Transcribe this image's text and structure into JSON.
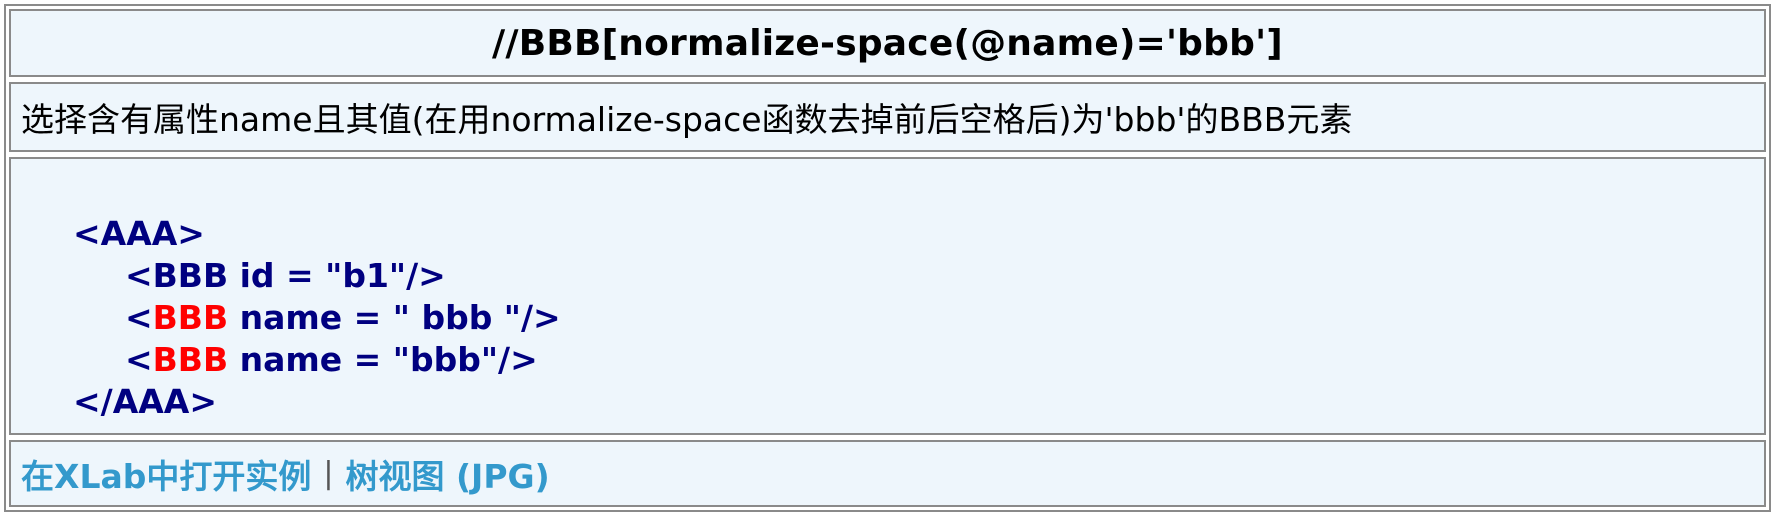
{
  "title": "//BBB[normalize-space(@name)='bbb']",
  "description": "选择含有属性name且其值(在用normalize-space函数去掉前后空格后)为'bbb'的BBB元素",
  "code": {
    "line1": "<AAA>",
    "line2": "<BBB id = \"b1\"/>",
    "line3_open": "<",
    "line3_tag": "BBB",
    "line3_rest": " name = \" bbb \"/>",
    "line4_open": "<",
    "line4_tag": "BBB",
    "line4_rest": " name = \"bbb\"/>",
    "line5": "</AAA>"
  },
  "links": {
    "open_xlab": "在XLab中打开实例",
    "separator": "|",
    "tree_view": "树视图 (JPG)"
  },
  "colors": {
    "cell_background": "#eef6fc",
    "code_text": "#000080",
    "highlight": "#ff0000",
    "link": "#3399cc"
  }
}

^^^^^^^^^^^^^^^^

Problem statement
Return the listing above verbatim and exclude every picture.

Exercise answer
Transcribe this image's text and structure into JSON.
{
  "title": "//BBB[normalize-space(@name)='bbb']",
  "description": "选择含有属性name且其值(在用normalize-space函数去掉前后空格后)为'bbb'的BBB元素",
  "code": {
    "line1": "<AAA>",
    "line2": "<BBB id = \"b1\"/>",
    "line3_open": "<",
    "line3_tag": "BBB",
    "line3_rest": " name = \" bbb \"/>",
    "line4_open": "<",
    "line4_tag": "BBB",
    "line4_rest": " name = \"bbb\"/>",
    "line5": "</AAA>"
  },
  "links": {
    "open_xlab": "在XLab中打开实例",
    "separator": "|",
    "tree_view": "树视图 (JPG)"
  },
  "colors": {
    "cell_background": "#eef6fc",
    "code_text": "#000080",
    "highlight": "#ff0000",
    "link": "#3399cc"
  }
}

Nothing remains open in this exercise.